- [ASSIGNMENT] Please write out the data below once more, exactly as it stands.

- [MATERIAL FOR THE TASK]
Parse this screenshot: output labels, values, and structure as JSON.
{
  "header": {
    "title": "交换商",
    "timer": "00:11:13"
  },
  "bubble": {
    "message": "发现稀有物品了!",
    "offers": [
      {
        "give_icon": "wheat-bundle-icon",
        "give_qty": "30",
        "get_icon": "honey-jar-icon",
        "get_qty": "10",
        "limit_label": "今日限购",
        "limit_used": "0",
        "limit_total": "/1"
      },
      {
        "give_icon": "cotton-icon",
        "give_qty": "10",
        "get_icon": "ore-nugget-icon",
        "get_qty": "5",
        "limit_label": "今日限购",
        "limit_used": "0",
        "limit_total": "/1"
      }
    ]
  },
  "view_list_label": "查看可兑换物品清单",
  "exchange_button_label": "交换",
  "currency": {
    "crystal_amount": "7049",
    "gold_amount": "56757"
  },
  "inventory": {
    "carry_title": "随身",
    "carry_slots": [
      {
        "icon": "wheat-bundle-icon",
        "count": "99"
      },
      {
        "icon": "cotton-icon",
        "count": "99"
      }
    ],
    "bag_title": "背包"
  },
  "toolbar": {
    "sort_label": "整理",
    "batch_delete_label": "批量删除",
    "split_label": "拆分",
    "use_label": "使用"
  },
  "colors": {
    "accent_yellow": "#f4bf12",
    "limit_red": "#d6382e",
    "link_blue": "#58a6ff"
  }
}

- [EXERCISE RESPONSE]
Parse this screenshot: output labels, values, and structure as JSON.
{
  "header": {
    "title": "交换商",
    "timer": "00:11:13"
  },
  "bubble": {
    "message": "发现稀有物品了!",
    "offers": [
      {
        "give_icon": "wheat-bundle-icon",
        "give_qty": "30",
        "get_icon": "honey-jar-icon",
        "get_qty": "10",
        "limit_label": "今日限购",
        "limit_used": "0",
        "limit_total": "/1"
      },
      {
        "give_icon": "cotton-icon",
        "give_qty": "10",
        "get_icon": "ore-nugget-icon",
        "get_qty": "5",
        "limit_label": "今日限购",
        "limit_used": "0",
        "limit_total": "/1"
      }
    ]
  },
  "view_list_label": "查看可兑换物品清单",
  "exchange_button_label": "交换",
  "currency": {
    "crystal_amount": "7049",
    "gold_amount": "56757"
  },
  "inventory": {
    "carry_title": "随身",
    "carry_slots": [
      {
        "icon": "wheat-bundle-icon",
        "count": "99"
      },
      {
        "icon": "cotton-icon",
        "count": "99"
      }
    ],
    "bag_title": "背包"
  },
  "toolbar": {
    "sort_label": "整理",
    "batch_delete_label": "批量删除",
    "split_label": "拆分",
    "use_label": "使用"
  },
  "colors": {
    "accent_yellow": "#f4bf12",
    "limit_red": "#d6382e",
    "link_blue": "#58a6ff"
  }
}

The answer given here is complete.